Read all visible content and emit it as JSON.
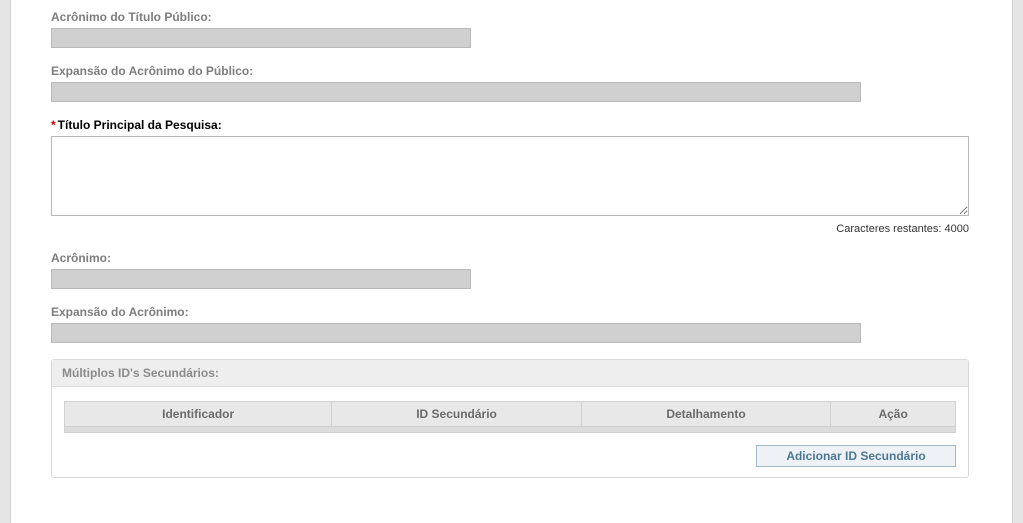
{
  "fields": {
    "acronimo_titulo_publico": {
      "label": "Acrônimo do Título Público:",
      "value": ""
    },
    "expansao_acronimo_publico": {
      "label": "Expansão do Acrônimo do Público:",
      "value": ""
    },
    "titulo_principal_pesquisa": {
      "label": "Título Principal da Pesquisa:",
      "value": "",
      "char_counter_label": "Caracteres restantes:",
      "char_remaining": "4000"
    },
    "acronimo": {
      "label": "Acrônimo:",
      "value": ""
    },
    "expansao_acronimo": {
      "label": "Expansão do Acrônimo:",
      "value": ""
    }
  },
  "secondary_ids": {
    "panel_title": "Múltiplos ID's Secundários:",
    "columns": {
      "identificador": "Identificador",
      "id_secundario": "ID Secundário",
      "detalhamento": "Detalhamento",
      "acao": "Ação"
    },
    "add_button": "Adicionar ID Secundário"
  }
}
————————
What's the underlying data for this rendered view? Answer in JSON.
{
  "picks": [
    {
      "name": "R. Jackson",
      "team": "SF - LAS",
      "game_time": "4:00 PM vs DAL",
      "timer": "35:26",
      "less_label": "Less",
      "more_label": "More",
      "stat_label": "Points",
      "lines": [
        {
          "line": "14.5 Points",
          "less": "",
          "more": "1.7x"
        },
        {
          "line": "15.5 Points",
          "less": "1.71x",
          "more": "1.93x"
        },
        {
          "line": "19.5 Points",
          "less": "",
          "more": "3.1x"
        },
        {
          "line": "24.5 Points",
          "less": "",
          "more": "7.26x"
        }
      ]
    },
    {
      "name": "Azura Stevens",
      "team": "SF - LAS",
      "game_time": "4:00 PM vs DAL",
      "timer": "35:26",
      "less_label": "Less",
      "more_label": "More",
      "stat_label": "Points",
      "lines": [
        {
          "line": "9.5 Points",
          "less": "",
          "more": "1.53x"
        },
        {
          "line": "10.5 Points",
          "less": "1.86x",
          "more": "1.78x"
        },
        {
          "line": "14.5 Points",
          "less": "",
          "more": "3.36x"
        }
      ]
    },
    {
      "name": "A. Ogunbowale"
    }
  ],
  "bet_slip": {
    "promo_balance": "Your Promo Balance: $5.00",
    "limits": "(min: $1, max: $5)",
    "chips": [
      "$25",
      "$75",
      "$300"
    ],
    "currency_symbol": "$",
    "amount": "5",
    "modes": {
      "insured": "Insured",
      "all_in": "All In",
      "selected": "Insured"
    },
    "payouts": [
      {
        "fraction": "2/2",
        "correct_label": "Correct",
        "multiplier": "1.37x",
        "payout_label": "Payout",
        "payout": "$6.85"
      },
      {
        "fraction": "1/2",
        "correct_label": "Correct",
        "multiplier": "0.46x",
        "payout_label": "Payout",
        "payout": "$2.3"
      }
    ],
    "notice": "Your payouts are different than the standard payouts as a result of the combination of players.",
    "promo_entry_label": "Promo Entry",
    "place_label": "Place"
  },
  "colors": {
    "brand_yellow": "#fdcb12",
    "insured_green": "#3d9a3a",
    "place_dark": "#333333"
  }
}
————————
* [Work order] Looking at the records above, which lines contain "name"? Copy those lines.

* [Task response]
      "name": "R. Jackson",
      "name": "Azura Stevens",
      "name": "A. Ogunbowale"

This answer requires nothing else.